First School Days
I remember my daughter’s first day of kindergarten. She was so excited. She had met her teacher, had visited the classroom, and was looking forward to going to school. I, on the other hand, was nervous. I had spent the first four years of her life looking after her, playing with her, reading with her each day, and getting her ready for school. We woke up early (as early as she does!) and worked through our morning routines. She put on her first day of school outfit, and then we proceeded outside where she would take the school bus for the first time. She had declined my offer to drive her. As a matter of fact, she forbid me to follow the bus to school to make sure she got there. We sat down on the steps right outside the house and watched for the bus to come, which it did. As I watched her climb the big steps to the bus, I had tears in my eyes. I was not quite ready to turn her over to someone else. Being my very independent daughter, she turned around, waved good-bye, and said, “Really mommy, I’ll only be gone three hours.”

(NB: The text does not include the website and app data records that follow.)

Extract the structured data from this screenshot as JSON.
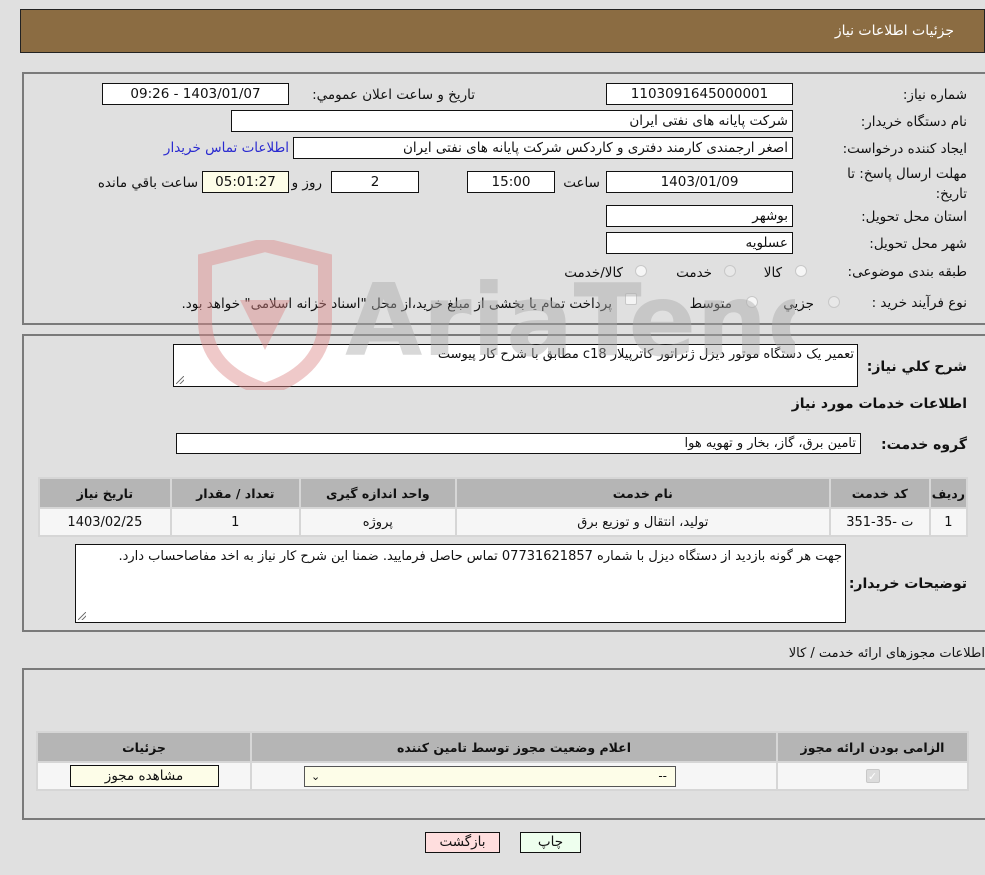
{
  "header": {
    "title": "جزئيات اطلاعات نياز"
  },
  "fields": {
    "need_number": {
      "label": "شماره نياز:",
      "value": "1103091645000001"
    },
    "announce_datetime": {
      "label": "تاريخ و ساعت اعلان عمومي:",
      "value": "1403/01/07 - 09:26"
    },
    "buyer_org": {
      "label": "نام دستگاه خريدار:",
      "value": "شرکت پایانه های نفتی ایران"
    },
    "requester": {
      "label": "ايجاد کننده درخواست:",
      "value": "اصغر ارجمندی کارمند دفتری و کاردکس شرکت پایانه های نفتی ایران"
    },
    "buyer_contact_link": "اطلاعات تماس خريدار",
    "deadline": {
      "label": "مهلت ارسال پاسخ: تا تاريخ:",
      "date": "1403/01/09",
      "time_label": "ساعت",
      "time": "15:00",
      "days": "2",
      "days_label": "روز و",
      "remaining": "05:01:27",
      "remaining_label": "ساعت باقي مانده"
    },
    "province": {
      "label": "استان محل تحويل:",
      "value": "بوشهر"
    },
    "city": {
      "label": "شهر محل تحويل:",
      "value": "عسلویه"
    },
    "category": {
      "label": "طبقه بندی موضوعی:",
      "options": [
        "کالا",
        "خدمت",
        "کالا/خدمت"
      ],
      "selected": "خدمت"
    },
    "purchase_type": {
      "label": "نوع فرآيند خريد :",
      "options": [
        "جزيي",
        "متوسط"
      ],
      "selected": "جزيي",
      "treasury_checkbox_label": "پرداخت تمام يا بخشی از مبلغ خريد،از محل \"اسناد خزانه اسلامی\" خواهد بود.",
      "treasury_checked": false
    }
  },
  "description": {
    "label": "شرح کلي نياز:",
    "value": "تعمیر یک دستگاه موتور دیزل ژنراتور کاترپیلار c18 مطابق با شرح کار پیوست"
  },
  "services_section": {
    "title": "اطلاعات خدمات مورد نياز",
    "group_label": "گروه خدمت:",
    "group_value": "تامين برق، گاز، بخار و تهويه هوا",
    "table": {
      "headers": [
        "رديف",
        "کد خدمت",
        "نام خدمت",
        "واحد اندازه گيری",
        "تعداد / مقدار",
        "تاريخ نياز"
      ],
      "rows": [
        [
          "1",
          "ت -35-351",
          "توليد، انتقال و توزيع برق",
          "پروژه",
          "1",
          "1403/02/25"
        ]
      ]
    }
  },
  "buyer_notes": {
    "label": "توضيحات خريدار:",
    "value": "جهت هر گونه بازدید از دستگاه دیزل با شماره 07731621857 تماس حاصل فرمایید. ضمنا  این شرح کار نیاز به اخد مفاصاحساب دارد."
  },
  "permits_section": {
    "title": "اطلاعات مجوزهای ارائه خدمت / کالا",
    "headers": [
      "الزامی بودن ارائه مجوز",
      "اعلام وضعيت مجوز توسط تامين کننده",
      "جزئيات"
    ],
    "row": {
      "required_checked": true,
      "status_select_value": "--",
      "details_button": "مشاهده مجوز"
    }
  },
  "footer": {
    "print_button": "چاپ",
    "back_button": "بازگشت"
  },
  "watermark": {
    "text": "AriaTender.neT"
  },
  "colors": {
    "header_bg": "#8b6c42",
    "back_button_bg": "#ffdede",
    "print_button_bg": "#eeffee",
    "link": "#2a2ad0"
  }
}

Support families as they explore and discover their stories. Suspend judgment. Listen to families as they explore and articulate the events and stories of their lives; sometimes this happens spontaneously at a parent-teacher interview or even at the school door. Let them talk, problem—solve, find solutions, and shape the stories they want to share and tell about their families. Make suggestions that respond to their identified needs and struggles. Lucy’s Lullaby tells the story of a family struggling to find a way into their daughter’s literacy. I tell it now to show that families are often doing all the right things; they just need the validation of school to make it right in their minds.
Lucy, at five years old, was a little like Leo Lionni’s Frederick, content to do things her own way. When I first met Lucy, her family was struggling to engage their daughter in books. When I asked what she liked, they responded in unison, “Lullabies!” All she wanted were the lullabies that they would sing, lullabies that told silly stories about her life or about the life of their family. What the family was missing was their daughter’s absolute engagement in her own story, in the story of her family. Capitalizing on her giftedness as a budding artist and the family’s love of lullabies, they created their own books that sung of her search for identity.

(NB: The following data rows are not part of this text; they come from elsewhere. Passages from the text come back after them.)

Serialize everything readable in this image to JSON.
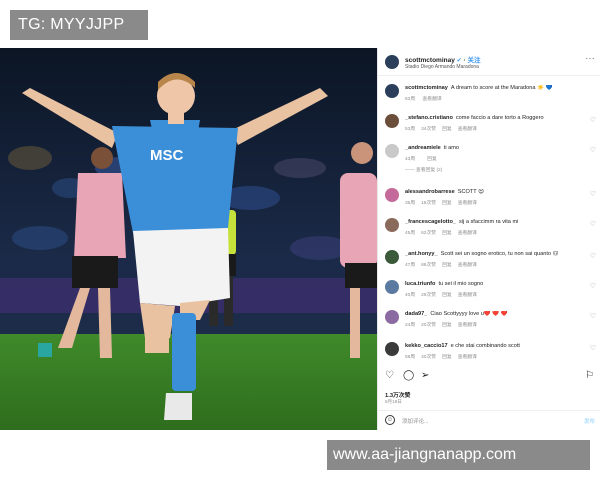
{
  "watermark": {
    "top": "TG: MYYJJPP",
    "bottom": "www.aa-jiangnanapp.com"
  },
  "photo": {
    "shirt_sponsor": "MSC"
  },
  "post": {
    "username": "scottmctominay",
    "follow_label": "关注",
    "location": "Stadio Diego Armando Maradona",
    "more_label": "···",
    "caption": {
      "user": "scottmctominay",
      "text": "A dream to score at the Maradona ☀️ 💙",
      "time": "63周",
      "translate": "查看翻译"
    },
    "comments": [
      {
        "user": "_stefano.cristiano",
        "text": "come faccio a dare torto a Roggero",
        "time": "53周",
        "likes": "34次赞",
        "reply": "回复",
        "translate": "查看翻译",
        "replies": ""
      },
      {
        "user": "_andreamiele",
        "text": "ti amo",
        "time": "43周",
        "likes": "",
        "reply": "回复",
        "translate": "",
        "replies": "—— 查看回复 (2)"
      },
      {
        "user": "alessandrobarrese",
        "text": "SCOTT 😍",
        "time": "35周",
        "likes": "18次赞",
        "reply": "回复",
        "translate": "查看翻译",
        "replies": ""
      },
      {
        "user": "_francescagelotto_",
        "text": "sij a sfaccimm ra vita mi",
        "time": "45周",
        "likes": "62次赞",
        "reply": "回复",
        "translate": "查看翻译",
        "replies": ""
      },
      {
        "user": "_ant.honyy_",
        "text": "Scott sei un sogno erotico, tu non sai quanto 🙃",
        "time": "47周",
        "likes": "88次赞",
        "reply": "回复",
        "translate": "查看翻译",
        "replies": ""
      },
      {
        "user": "luca.triunfo",
        "text": "tu sei il mio sogno",
        "time": "40周",
        "likes": "29次赞",
        "reply": "回复",
        "translate": "查看翻译",
        "replies": ""
      },
      {
        "user": "dada97_",
        "text": "Ciao Scottyyyy love u❤️ ❤️ ❤️",
        "time": "24周",
        "likes": "20次赞",
        "reply": "回复",
        "translate": "查看翻译",
        "replies": ""
      },
      {
        "user": "kekko_caccio17",
        "text": "e che stai combinando scott",
        "time": "58周",
        "likes": "40次赞",
        "reply": "回复",
        "translate": "查看翻译",
        "replies": ""
      }
    ],
    "likes_count": "1.3万次赞",
    "date": "6月18日",
    "add_comment_placeholder": "添加评论...",
    "post_button": "发布"
  },
  "colors": {
    "accent": "#3897f0",
    "watermark_bg": "#8a8a8a",
    "shirt": "#3b8fd9"
  },
  "icons": [
    "heart-icon",
    "comment-icon",
    "share-icon",
    "bookmark-icon",
    "emoji-icon"
  ]
}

What’s your story? What are you willing to share with families? Sometimes the more outrageous the story, the more likely you are to motivate families to share theirs. . . my favourite response to a story was from a parent who said, “Your family is outrageous. Is this really a true story?” I took a picture of the special fork and sent it home. Yes, it really is true. And guess what? As of Thanksgiving weekend, the fork is once again in my possession!
I enjoy your stories and your style of writing. They continue to lead me to reflect on other stories that, for the moment, remain untold but that are part of our family fabric.